The UK's Foreign Office, along with US authorities, has released pictures of the men, frozen their assets and imposed travel restrictions.
US authorities have accused them of being members of loosely defined Russian-based hacking network Trickbot.
Ransomware strains Conti and Ryuk extorted at least £27m in ransoms from 149 British victims.
"This is a hugely significant moment for the UK and our collaborative efforts with the US to disrupt international cyber-criminals," said National Crime Agency director general Graeme Biggar.
"The sanctions are the first of their kind for the UK and signal the continuing campaign targeting those responsible for some of the most sophisticated and damaging ransomware that has impacted the UK and our allies," he said.
No evidence was supplied to support this allegation.
The UK government categorises ransomware as a tier one national security threat with recent victims including UK schools, local authorities and firms.
The individuals sanctioned are: Vitaliy Kovalev, Valery Sedletski, Valentin Karyagin, Maksim Mikhailov, Dmitry Pleshevskiy, Mikhail Iskritskiy and Ivan Vakhromeyev.
Any arrests are impossible unless the accused leave the country.
The group behind the Conti strain has targeted hospitals, schools, businesses and local authorities, including the Scottish Environment Protection Agency. It extorted $180m (£148m) in ransomware in 2021 alone, according to research from Chainalysis.

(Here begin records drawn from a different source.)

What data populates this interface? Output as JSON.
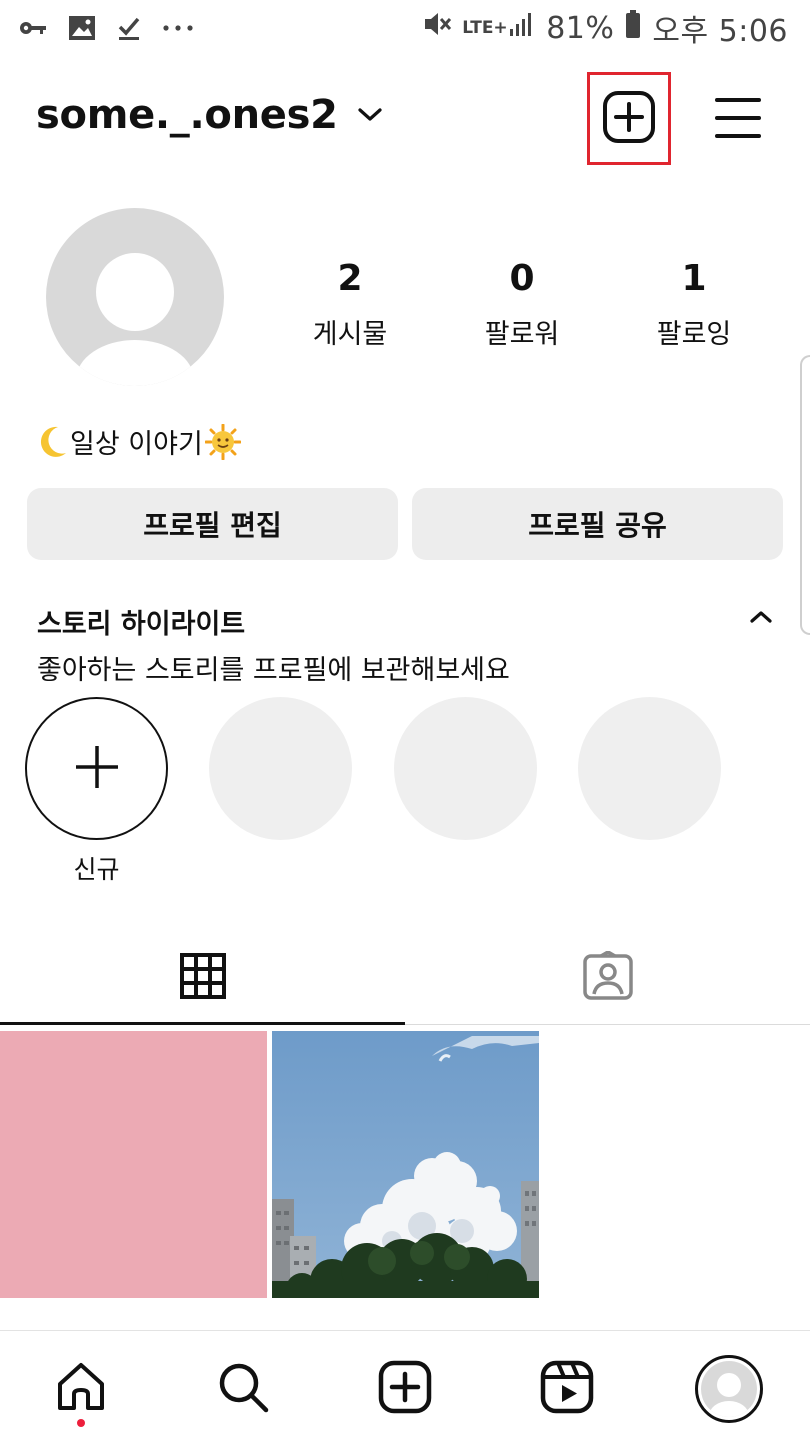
{
  "status_bar": {
    "left_icons": [
      "key-icon",
      "image-icon",
      "download-done-icon",
      "more-dots-icon"
    ],
    "network": "LTE+",
    "battery": "81%",
    "time": "오후 5:06"
  },
  "header": {
    "username": "some._.ones2",
    "create_icon": "plus-square-icon",
    "menu_icon": "hamburger-menu-icon"
  },
  "profile": {
    "stats": [
      {
        "value": "2",
        "label": "게시물"
      },
      {
        "value": "0",
        "label": "팔로워"
      },
      {
        "value": "1",
        "label": "팔로잉"
      }
    ],
    "bio": "일상 이야기",
    "edit_button": "프로필 편집",
    "share_button": "프로필 공유"
  },
  "highlights": {
    "title": "스토리 하이라이트",
    "subtitle": "좋아하는 스토리를 프로필에 보관해보세요",
    "new_label": "신규"
  },
  "tabs": [
    {
      "icon": "grid-icon",
      "active": true
    },
    {
      "icon": "tagged-person-icon",
      "active": false
    }
  ],
  "posts": [
    {
      "kind": "pink-solid",
      "color": "#ecaab4"
    },
    {
      "kind": "sky-clouds-photo"
    }
  ],
  "bottom_nav": [
    {
      "icon": "home-icon",
      "active": true
    },
    {
      "icon": "search-icon"
    },
    {
      "icon": "create-icon"
    },
    {
      "icon": "reels-icon"
    },
    {
      "icon": "profile-avatar-icon"
    }
  ],
  "colors": {
    "highlight_box": "#e0252f",
    "button_bg": "#ededed",
    "notification_dot": "#ed1f3c"
  }
}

Ireland's Health Service Executive was targeted by Conti ransomware actors during the Covid pandemic, leading to disruption to blood tests, X-rays, CT scans, radiotherapy and chemotherapy appointments over 10 days.

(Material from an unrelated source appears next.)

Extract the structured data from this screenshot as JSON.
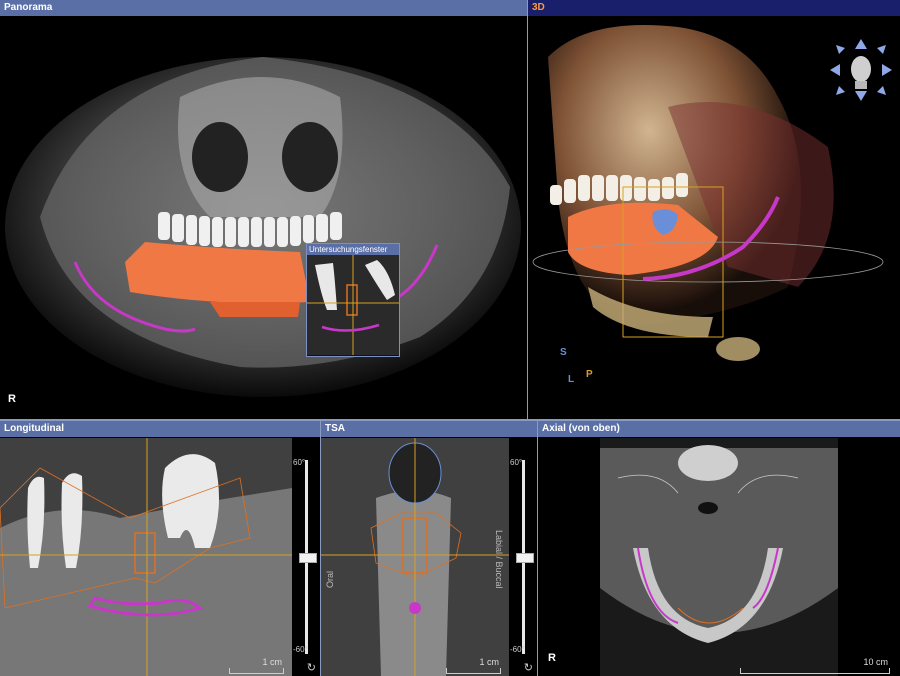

Another recent ransomware attack included Harrogate-based transportation and cold storage firm Reed Boardall, whose IT systems were under attack for nearly a week in 2021.
Although Conti disbanded in 2022, its members are thought to have continued their attacks under different guises.

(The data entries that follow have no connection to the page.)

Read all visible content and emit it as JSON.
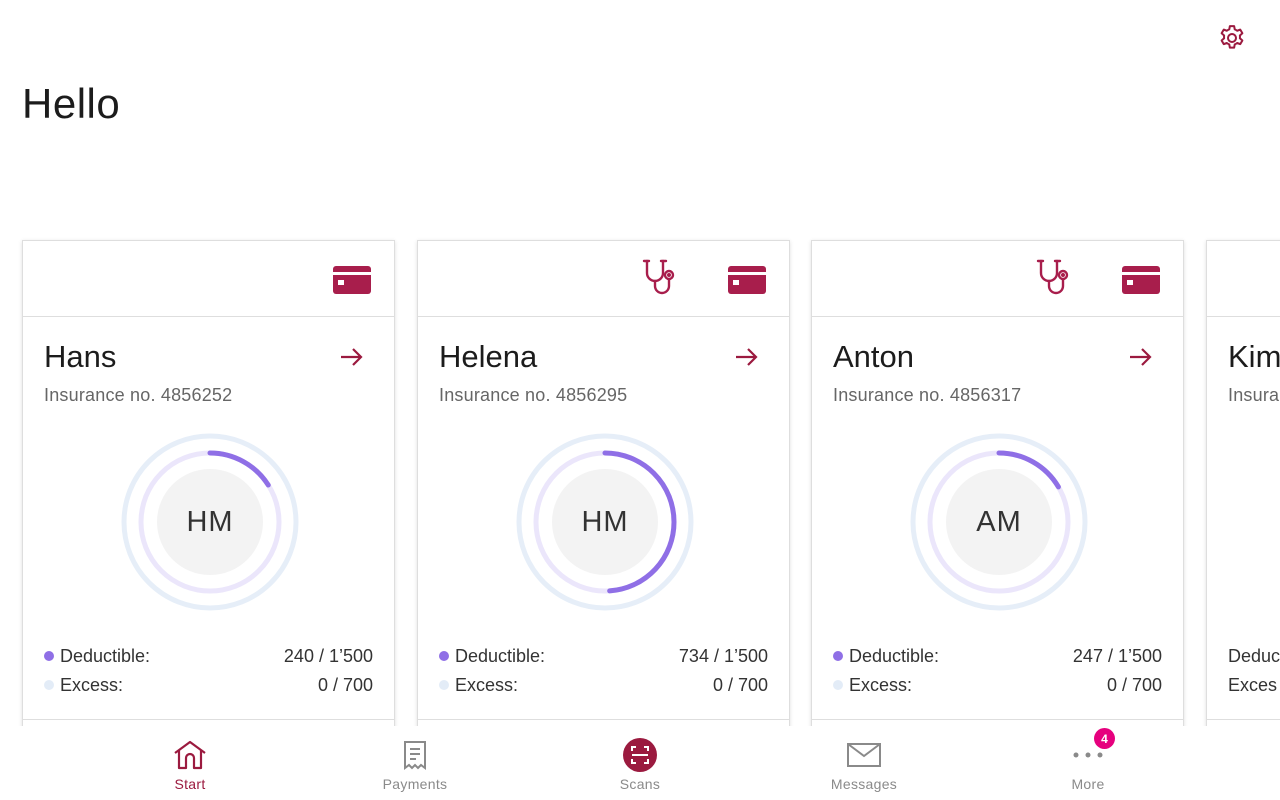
{
  "header": {
    "greeting": "Hello",
    "settings_icon": "gear-icon"
  },
  "colors": {
    "accent": "#9b1a3f",
    "card_icon": "#a81e4c",
    "deductible": "#8f6fe6",
    "excess": "#e3ecf7",
    "badge": "#e6007e"
  },
  "cards": [
    {
      "name": "Hans",
      "insurance_no": "Insurance no. 4856252",
      "initials": "HM",
      "has_doctor_icon": false,
      "deductible_label": "Deductible:",
      "deductible_value": "240 / 1’500",
      "deductible_fraction": 0.16,
      "excess_label": "Excess:",
      "excess_value": "0 / 700"
    },
    {
      "name": "Helena",
      "insurance_no": "Insurance no. 4856295",
      "initials": "HM",
      "has_doctor_icon": true,
      "deductible_label": "Deductible:",
      "deductible_value": "734 / 1’500",
      "deductible_fraction": 0.489,
      "excess_label": "Excess:",
      "excess_value": "0 / 700"
    },
    {
      "name": "Anton",
      "insurance_no": "Insurance no. 4856317",
      "initials": "AM",
      "has_doctor_icon": true,
      "deductible_label": "Deductible:",
      "deductible_value": "247 / 1’500",
      "deductible_fraction": 0.165,
      "excess_label": "Excess:",
      "excess_value": "0 / 700"
    },
    {
      "name": "Kim",
      "insurance_no": "Insura",
      "initials": "",
      "has_doctor_icon": false,
      "deductible_label": "Deduc",
      "deductible_value": "",
      "deductible_fraction": 0,
      "excess_label": "Exces",
      "excess_value": ""
    }
  ],
  "nav": {
    "items": [
      {
        "label": "Start",
        "icon": "home-icon",
        "active": true
      },
      {
        "label": "Payments",
        "icon": "receipt-icon",
        "active": false
      },
      {
        "label": "Scans",
        "icon": "scan-icon",
        "active": false
      },
      {
        "label": "Messages",
        "icon": "envelope-icon",
        "active": false
      },
      {
        "label": "More",
        "icon": "more-dots-icon",
        "active": false,
        "badge": "4"
      }
    ]
  }
}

Russia has for years denied that it is harbouring ransomware hackers, but cyber-security experts say there is compelling evidence that many of the criminal groups are co-ordinated from the country.
Many of the gangs operate on Russian-language forums, there are fewer attacks on Russian organisations, and the frequency of hacks dips during Russian public holidays.
The latest sanctions follow multinational efforts to disrupt ransomware crews, most recently by sabotaging the Hive ransomware crew and taking them offline.
Previously the US and UK worked together on sanctions issued against alleged members of cyber-crime group Evil Corp in 2020. Authorities allege that some of the men in the latest sanctions could have formerly worked for the group.
In 2021 the BBC went to Russia to try to track down the group and was told by a family member that the sanctions had made them fear for their safety.
Businesses are being held to ransom by callous Ryuk cyber-criminals